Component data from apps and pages
'''

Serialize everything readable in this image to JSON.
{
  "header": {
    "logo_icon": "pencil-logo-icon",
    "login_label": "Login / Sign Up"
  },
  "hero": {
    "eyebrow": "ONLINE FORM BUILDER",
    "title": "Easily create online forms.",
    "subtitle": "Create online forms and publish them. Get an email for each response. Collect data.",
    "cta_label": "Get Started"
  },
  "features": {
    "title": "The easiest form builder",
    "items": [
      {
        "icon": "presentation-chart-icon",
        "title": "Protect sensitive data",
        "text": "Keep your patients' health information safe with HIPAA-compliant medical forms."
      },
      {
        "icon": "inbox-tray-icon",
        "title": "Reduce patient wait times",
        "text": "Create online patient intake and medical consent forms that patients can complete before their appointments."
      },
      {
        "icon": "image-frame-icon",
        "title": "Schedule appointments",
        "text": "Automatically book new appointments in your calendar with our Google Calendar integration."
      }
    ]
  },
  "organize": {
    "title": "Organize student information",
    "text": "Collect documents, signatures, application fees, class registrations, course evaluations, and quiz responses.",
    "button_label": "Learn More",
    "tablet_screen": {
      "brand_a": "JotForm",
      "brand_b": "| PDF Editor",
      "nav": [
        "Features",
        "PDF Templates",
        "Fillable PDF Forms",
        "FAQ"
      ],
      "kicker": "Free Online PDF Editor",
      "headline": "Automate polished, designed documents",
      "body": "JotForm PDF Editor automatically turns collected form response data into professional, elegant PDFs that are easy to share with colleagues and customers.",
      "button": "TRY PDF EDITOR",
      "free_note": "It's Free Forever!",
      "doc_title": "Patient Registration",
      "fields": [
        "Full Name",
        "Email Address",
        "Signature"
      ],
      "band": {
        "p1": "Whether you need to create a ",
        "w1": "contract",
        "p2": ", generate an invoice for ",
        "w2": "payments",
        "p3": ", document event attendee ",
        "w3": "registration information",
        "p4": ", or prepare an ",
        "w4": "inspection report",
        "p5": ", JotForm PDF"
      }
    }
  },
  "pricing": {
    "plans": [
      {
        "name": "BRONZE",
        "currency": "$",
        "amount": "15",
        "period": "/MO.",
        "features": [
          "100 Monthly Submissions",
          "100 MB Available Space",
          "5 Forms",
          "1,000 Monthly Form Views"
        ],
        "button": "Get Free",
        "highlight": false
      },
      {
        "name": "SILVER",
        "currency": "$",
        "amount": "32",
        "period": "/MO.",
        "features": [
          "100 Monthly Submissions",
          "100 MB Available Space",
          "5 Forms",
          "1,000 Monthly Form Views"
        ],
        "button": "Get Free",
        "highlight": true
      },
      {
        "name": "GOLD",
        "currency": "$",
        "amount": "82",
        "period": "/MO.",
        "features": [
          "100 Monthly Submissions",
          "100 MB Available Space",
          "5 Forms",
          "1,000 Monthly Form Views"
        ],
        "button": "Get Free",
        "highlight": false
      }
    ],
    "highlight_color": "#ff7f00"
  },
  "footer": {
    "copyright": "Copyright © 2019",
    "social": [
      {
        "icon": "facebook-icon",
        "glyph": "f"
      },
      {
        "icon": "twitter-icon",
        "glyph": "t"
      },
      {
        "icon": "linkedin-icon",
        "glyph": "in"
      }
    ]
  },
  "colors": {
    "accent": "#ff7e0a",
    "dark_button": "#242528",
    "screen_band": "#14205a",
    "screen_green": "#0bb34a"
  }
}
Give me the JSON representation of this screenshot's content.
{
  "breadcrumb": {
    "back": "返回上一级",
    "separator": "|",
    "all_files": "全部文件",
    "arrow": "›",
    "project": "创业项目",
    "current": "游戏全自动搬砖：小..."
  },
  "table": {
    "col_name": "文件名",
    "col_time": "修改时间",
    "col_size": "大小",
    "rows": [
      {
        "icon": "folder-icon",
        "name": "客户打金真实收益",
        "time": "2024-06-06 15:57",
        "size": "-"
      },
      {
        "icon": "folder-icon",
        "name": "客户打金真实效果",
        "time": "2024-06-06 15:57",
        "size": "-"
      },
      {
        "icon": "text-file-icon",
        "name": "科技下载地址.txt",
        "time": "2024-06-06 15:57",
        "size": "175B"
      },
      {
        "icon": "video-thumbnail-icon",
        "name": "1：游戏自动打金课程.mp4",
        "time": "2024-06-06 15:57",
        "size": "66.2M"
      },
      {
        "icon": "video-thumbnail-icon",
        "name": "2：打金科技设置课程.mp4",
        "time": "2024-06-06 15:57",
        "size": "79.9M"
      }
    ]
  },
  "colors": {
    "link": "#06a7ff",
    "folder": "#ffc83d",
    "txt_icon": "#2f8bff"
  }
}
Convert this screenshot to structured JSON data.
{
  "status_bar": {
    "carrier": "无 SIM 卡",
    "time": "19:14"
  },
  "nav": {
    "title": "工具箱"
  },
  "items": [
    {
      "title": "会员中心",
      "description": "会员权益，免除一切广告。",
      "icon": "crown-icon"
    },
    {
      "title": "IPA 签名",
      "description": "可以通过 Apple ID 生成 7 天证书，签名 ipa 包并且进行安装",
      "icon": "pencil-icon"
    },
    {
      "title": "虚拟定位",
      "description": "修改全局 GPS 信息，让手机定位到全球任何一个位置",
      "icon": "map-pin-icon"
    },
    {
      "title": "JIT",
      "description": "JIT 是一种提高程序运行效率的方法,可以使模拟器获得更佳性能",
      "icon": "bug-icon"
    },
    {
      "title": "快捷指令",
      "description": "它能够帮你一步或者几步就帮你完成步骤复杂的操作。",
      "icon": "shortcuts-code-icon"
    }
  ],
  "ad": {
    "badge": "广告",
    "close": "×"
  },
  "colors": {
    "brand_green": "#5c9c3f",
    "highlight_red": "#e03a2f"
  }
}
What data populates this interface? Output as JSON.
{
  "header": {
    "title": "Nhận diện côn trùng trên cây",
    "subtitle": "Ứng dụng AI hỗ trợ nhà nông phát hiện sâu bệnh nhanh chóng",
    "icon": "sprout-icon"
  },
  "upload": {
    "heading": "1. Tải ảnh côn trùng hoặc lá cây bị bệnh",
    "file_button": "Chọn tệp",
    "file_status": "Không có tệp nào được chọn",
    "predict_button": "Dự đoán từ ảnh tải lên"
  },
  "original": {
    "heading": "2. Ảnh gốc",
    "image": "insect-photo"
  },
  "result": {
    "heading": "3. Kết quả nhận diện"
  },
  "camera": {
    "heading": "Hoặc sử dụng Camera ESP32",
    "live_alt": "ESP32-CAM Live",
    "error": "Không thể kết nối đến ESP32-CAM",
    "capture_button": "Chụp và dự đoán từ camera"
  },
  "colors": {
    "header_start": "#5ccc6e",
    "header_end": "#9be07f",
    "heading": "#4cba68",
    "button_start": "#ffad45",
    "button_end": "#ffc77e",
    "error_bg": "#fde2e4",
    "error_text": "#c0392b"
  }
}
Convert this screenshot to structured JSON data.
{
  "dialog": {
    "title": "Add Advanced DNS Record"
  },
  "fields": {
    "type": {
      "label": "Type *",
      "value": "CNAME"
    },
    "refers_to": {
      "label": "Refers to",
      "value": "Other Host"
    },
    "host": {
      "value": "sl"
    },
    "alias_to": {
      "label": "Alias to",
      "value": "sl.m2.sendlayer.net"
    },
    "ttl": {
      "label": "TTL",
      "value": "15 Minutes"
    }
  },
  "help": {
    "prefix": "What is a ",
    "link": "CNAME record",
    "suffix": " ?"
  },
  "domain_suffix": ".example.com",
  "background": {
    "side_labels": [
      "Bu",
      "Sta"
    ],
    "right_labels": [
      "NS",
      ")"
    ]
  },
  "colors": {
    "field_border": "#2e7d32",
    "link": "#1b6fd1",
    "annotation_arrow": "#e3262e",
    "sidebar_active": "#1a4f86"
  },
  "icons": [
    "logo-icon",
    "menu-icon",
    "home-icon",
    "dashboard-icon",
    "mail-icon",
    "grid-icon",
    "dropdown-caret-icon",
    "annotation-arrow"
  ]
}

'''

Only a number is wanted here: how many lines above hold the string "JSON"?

5